Personal branding isn’t just for celebrities. It applies to you, too!

Consider this: More than one-quarter of Americans now believe that they are more likely to make a first impression online than at a party or social engagement. That’s according to a survey by Domain.ME, the provider of the .ME domain extension, and Wakefield Research.​

Your brand is made up of your online and offline reputations, based on the words and actions you use. Despite that, 79 percent of Americans have not tried to manage information about themselves online, according to the survey.

You already have a reputation among the people know you. Ask trusted friends what words they would use to describe you. If your reputation is good, all you need to do is to reiterate and reinforce these words and concepts in your status updates, LinkedIn profile, resume and online conversations.

Don’t ignore your online reputation or dismiss social media altogether. In fact, 51 percent of hiring managers use search engines to research candidates, according to a CareerBuilder survey.​ Furthermore, 35 percent of employers said they were less likely to interview a candidate they couldn’t find online. ​

1. Google yourself. It isn’t hard. You use Google every day. Just search for your name by enclosing your first and last name inside quotes like this: “Your Name.” Most people will not venture past the information on the first page, so pay special attention to the results you find there.

Is the first page the best information about you? In other words, if someone were researching you professionally, is this what you would want them to find? “Carefully study the first five to ten pages of search results,” writes Susan P. Joyce, an online job search expert, on Job-Hunt.org. “Look for anything negative that an employer would see associated with your name (even if it is NOT about you).” Joyce calls this “defensive Googling.” It helps you identify and remove any digital dirt mentioned about you. ​

Only 22 percent – or about one out of five – of those surveyed report that the information that appears in an online search ​is exactly what they want people to know about them, according to the Domain.ME survey. Oftentimes, when people search for their names online, they find inaccurate or outdated information, share their name with someone else or discover embarrassing or reputation-damaging information about themselves. Of the survey respondents, 93 percent did not have an alert set up for their name. Don’t become the victim of negative digital dirt.

2. Create alerts. Google makes it easy to set up alerts. Go to google.com/alerts and type in your name inside quotes. That tells Google to search for those exact words. Once you set up your alert, you’ll receive an email whenever your name is mentioned online.
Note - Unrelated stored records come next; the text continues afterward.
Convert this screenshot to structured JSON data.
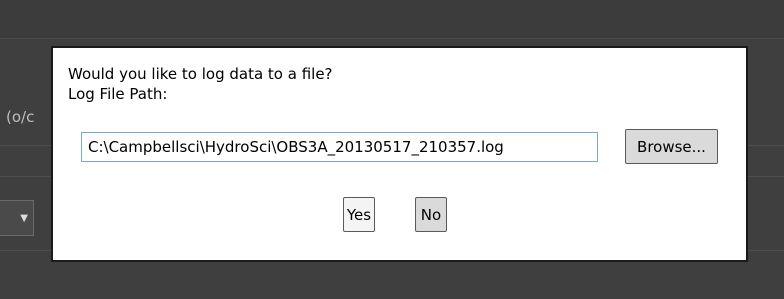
{
  "background": {
    "partial_label": "(o/c"
  },
  "dialog": {
    "prompt": "Would you like to log data to a file?",
    "path_label": "Log File Path:",
    "path_value": "C:\\Campbellsci\\HydroSci\\OBS3A_20130517_210357.log",
    "browse_label": "Browse...",
    "yes_label": "Yes",
    "no_label": "No"
  },
  "colors": {
    "backdrop": "#3f3f3f",
    "dialog_bg": "#ffffff",
    "input_border": "#7aa7d6",
    "button_bg": "#dadada"
  }
}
3. Buy your domain name. This is a really easy way to stand out because only 6 percent of Americans have purchased a domain address that includes their name, according to Domain.ME’s research. Having a website under your name improves where you rank in online search results and lets you control the content on your site. It typically costs less than $20 per year.
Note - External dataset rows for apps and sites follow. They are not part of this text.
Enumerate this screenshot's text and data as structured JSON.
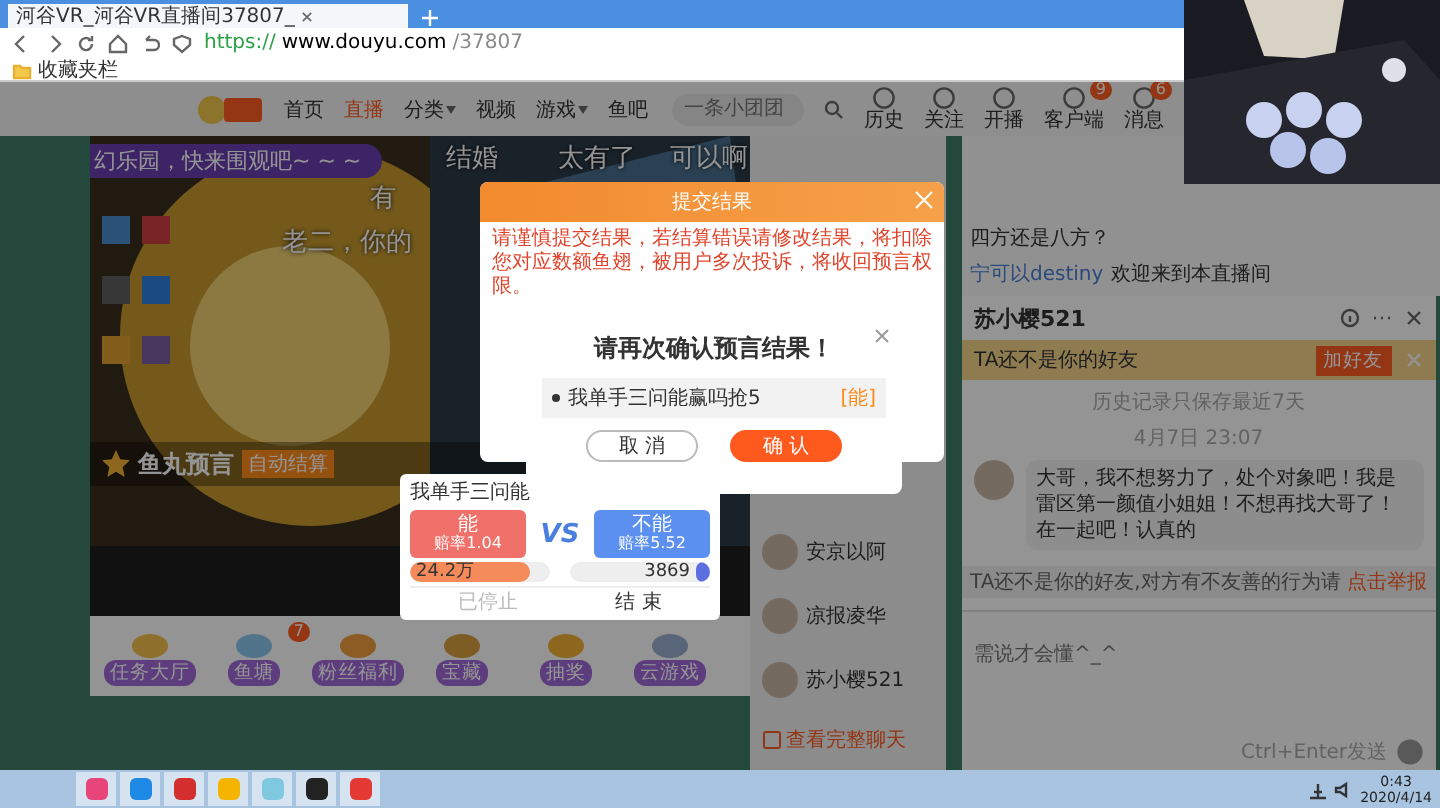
{
  "browser": {
    "tab_title": "河谷VR_河谷VR直播间37807_",
    "url_scheme": "https://",
    "url_host": "www.douyu.com",
    "url_path": "/37807",
    "bookmarks_bar": "收藏夹栏"
  },
  "header": {
    "nav": [
      {
        "label": "首页",
        "selected": false,
        "dropdown": false
      },
      {
        "label": "直播",
        "selected": true,
        "dropdown": false
      },
      {
        "label": "分类",
        "selected": false,
        "dropdown": true
      },
      {
        "label": "视频",
        "selected": false,
        "dropdown": false
      },
      {
        "label": "游戏",
        "selected": false,
        "dropdown": true
      },
      {
        "label": "鱼吧",
        "selected": false,
        "dropdown": false
      }
    ],
    "search": {
      "placeholder": "一条小团团"
    },
    "actions": [
      {
        "label": "历史"
      },
      {
        "label": "关注"
      },
      {
        "label": "开播"
      },
      {
        "label": "客户端",
        "badge": "9"
      },
      {
        "label": "消息",
        "badge": "6"
      }
    ]
  },
  "stream": {
    "banner": "幻乐园，快来围观吧~ ~ ~",
    "danmaku": [
      "结婚",
      "太有了",
      "有",
      "可以啊",
      "老二，你的"
    ],
    "prediction_title": "鱼丸预言",
    "prediction_badge": "自动结算",
    "prediction": {
      "question": "我单手三问能",
      "options": [
        {
          "label": "能",
          "odds": "赔率1.04",
          "pool": "24.2万",
          "level": 0.85
        },
        {
          "label": "不能",
          "odds": "赔率5.52",
          "pool": "3869",
          "level": 0.1
        }
      ],
      "vs": "VS",
      "status": "已停止",
      "end": "结 束"
    }
  },
  "gifts": [
    {
      "label": "任务大厅"
    },
    {
      "label": "鱼塘",
      "badge": "7"
    },
    {
      "label": "粉丝福利"
    },
    {
      "label": "宝藏"
    },
    {
      "label": "抽奖"
    },
    {
      "label": "云游戏"
    }
  ],
  "friends": {
    "items": [
      "安京以阿",
      "凉报凌华",
      "苏小樱521"
    ],
    "view_all": "查看完整聊天"
  },
  "room_chat": [
    {
      "text": "四方还是八方？"
    },
    {
      "text": "欢迎来到本直播间",
      "user": "宁可以destiny"
    }
  ],
  "chat": {
    "name": "苏小樱521",
    "notice": "TA还不是你的好友",
    "add_friend": "加好友",
    "history": "历史记录只保存最近7天",
    "time": "4月7日 23:07",
    "message": "大哥，我不想努力了，处个对象吧！我是雷区第一颜值小姐姐！不想再找大哥了！在一起吧！认真的",
    "warning": "TA还不是你的好友,对方有不友善的行为请",
    "report": "点击举报",
    "input_placeholder": "需说才会懂^_^",
    "send_hint": "Ctrl+Enter发送"
  },
  "submit_dialog": {
    "title": "提交结果",
    "warning": "请谨慎提交结果，若结算错误请修改结果，将扣除您对应数额鱼翅，被用户多次投诉，将收回预言权限。"
  },
  "confirm_dialog": {
    "title": "请再次确认预言结果！",
    "item": "我单手三问能赢吗抢5",
    "answer": "[能]",
    "cancel": "取 消",
    "confirm": "确 认"
  },
  "taskbar": {
    "apps": [
      {
        "color": "#e8457a"
      },
      {
        "color": "#1e88e5"
      },
      {
        "color": "#d32f2f"
      },
      {
        "color": "#f5b400"
      },
      {
        "color": "#7fc8e0"
      },
      {
        "color": "#222222"
      },
      {
        "color": "#e53935"
      }
    ],
    "time": "0:43",
    "date": "2020/4/14"
  }
}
Visit a domain registry, such as Namecheap.com, Name.com or Hover.com, to see if your name is available. Years ago, “.com” was the only extension to use, but you have many more options today.

4. Push good content online. One of the best career-building strategies is to regularly push out good content either written by you or shared from the people you know. Sadly, only 8 percent have created online content to improve search results or reputation, according to Domain.ME.

The easy way to do this is to write blog posts and share professional work-related status updates on all of your social media channels. The real takeaway here is to be aware that anything you put online can be used against you.

5. Build a website. Once you own your domain, you want to put something there. Website building has become easier today. You can use one of many tools, such as WordPress, to set up a personal website. Create your own from scratch if you know how to do it. Consider your website a primary online resume and update it every six months or so. Include the link to your website in your email signature, within your LinkedIn profile and in any bio you create across social media. Having one spot you control is one of the best long-term strategies active careerists can maintain.

A standout statistic from the Domain.ME survey is that 93 percent of respondents hadn’t created online content, such as a personal website, to improve search results or their reputation. Begin today and you’ll be in the small minority of standout candidates.

Source: U.S. News & World Report